_What this task involves_
Each record should be written out exactly as given.

- - - - - - -

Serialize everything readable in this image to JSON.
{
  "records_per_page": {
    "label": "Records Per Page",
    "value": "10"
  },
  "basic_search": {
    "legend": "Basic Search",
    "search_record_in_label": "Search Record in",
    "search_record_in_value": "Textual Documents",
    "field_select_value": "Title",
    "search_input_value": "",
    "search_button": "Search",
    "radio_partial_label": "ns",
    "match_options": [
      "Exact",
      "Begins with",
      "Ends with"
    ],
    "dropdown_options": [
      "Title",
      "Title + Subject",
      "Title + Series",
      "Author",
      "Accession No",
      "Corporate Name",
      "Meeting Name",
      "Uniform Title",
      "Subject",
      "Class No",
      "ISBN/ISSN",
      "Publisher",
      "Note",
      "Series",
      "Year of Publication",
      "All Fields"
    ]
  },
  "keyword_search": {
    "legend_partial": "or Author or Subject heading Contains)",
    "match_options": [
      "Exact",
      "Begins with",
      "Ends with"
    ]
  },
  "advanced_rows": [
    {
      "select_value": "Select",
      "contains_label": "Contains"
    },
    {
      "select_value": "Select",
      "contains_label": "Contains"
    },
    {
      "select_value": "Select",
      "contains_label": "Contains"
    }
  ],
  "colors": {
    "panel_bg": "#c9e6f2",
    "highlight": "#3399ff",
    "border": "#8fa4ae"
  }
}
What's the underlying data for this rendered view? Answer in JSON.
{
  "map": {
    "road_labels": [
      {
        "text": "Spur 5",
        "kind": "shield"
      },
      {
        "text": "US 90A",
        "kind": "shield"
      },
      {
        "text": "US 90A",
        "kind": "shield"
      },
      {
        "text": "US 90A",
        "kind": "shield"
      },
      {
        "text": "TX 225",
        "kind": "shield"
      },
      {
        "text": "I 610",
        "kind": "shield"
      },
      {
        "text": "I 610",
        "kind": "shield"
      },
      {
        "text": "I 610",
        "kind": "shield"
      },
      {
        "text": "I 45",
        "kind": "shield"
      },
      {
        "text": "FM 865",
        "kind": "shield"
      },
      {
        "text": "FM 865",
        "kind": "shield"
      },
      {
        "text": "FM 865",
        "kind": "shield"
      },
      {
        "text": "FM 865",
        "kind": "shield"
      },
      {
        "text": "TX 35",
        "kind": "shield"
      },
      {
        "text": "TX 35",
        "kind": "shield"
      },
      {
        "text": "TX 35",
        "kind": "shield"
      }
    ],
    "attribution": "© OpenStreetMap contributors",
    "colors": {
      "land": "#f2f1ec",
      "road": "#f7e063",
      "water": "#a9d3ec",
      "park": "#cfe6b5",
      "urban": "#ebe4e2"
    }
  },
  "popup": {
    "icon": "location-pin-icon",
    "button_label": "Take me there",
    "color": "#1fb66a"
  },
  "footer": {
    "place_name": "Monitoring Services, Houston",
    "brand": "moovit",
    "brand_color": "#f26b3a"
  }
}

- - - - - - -

_Exercise output_
Serialize everything readable in this image to JSON.
{
  "records_per_page": {
    "label": "Records Per Page",
    "value": "10"
  },
  "basic_search": {
    "legend": "Basic Search",
    "search_record_in_label": "Search Record in",
    "search_record_in_value": "Textual Documents",
    "field_select_value": "Title",
    "search_input_value": "",
    "search_button": "Search",
    "radio_partial_label": "ns",
    "match_options": [
      "Exact",
      "Begins with",
      "Ends with"
    ],
    "dropdown_options": [
      "Title",
      "Title + Subject",
      "Title + Series",
      "Author",
      "Accession No",
      "Corporate Name",
      "Meeting Name",
      "Uniform Title",
      "Subject",
      "Class No",
      "ISBN/ISSN",
      "Publisher",
      "Note",
      "Series",
      "Year of Publication",
      "All Fields"
    ]
  },
  "keyword_search": {
    "legend_partial": "or Author or Subject heading Contains)",
    "match_options": [
      "Exact",
      "Begins with",
      "Ends with"
    ]
  },
  "advanced_rows": [
    {
      "select_value": "Select",
      "contains_label": "Contains"
    },
    {
      "select_value": "Select",
      "contains_label": "Contains"
    },
    {
      "select_value": "Select",
      "contains_label": "Contains"
    }
  ],
  "colors": {
    "panel_bg": "#c9e6f2",
    "highlight": "#3399ff",
    "border": "#8fa4ae"
  }
}
What's the underlying data for this rendered view? Answer in JSON.
{
  "map": {
    "road_labels": [
      {
        "text": "Spur 5",
        "kind": "shield"
      },
      {
        "text": "US 90A",
        "kind": "shield"
      },
      {
        "text": "US 90A",
        "kind": "shield"
      },
      {
        "text": "US 90A",
        "kind": "shield"
      },
      {
        "text": "TX 225",
        "kind": "shield"
      },
      {
        "text": "I 610",
        "kind": "shield"
      },
      {
        "text": "I 610",
        "kind": "shield"
      },
      {
        "text": "I 610",
        "kind": "shield"
      },
      {
        "text": "I 45",
        "kind": "shield"
      },
      {
        "text": "FM 865",
        "kind": "shield"
      },
      {
        "text": "FM 865",
        "kind": "shield"
      },
      {
        "text": "FM 865",
        "kind": "shield"
      },
      {
        "text": "FM 865",
        "kind": "shield"
      },
      {
        "text": "TX 35",
        "kind": "shield"
      },
      {
        "text": "TX 35",
        "kind": "shield"
      },
      {
        "text": "TX 35",
        "kind": "shield"
      }
    ],
    "attribution": "© OpenStreetMap contributors",
    "colors": {
      "land": "#f2f1ec",
      "road": "#f7e063",
      "water": "#a9d3ec",
      "park": "#cfe6b5",
      "urban": "#ebe4e2"
    }
  },
  "popup": {
    "icon": "location-pin-icon",
    "button_label": "Take me there",
    "color": "#1fb66a"
  },
  "footer": {
    "place_name": "Monitoring Services, Houston",
    "brand": "moovit",
    "brand_color": "#f26b3a"
  }
}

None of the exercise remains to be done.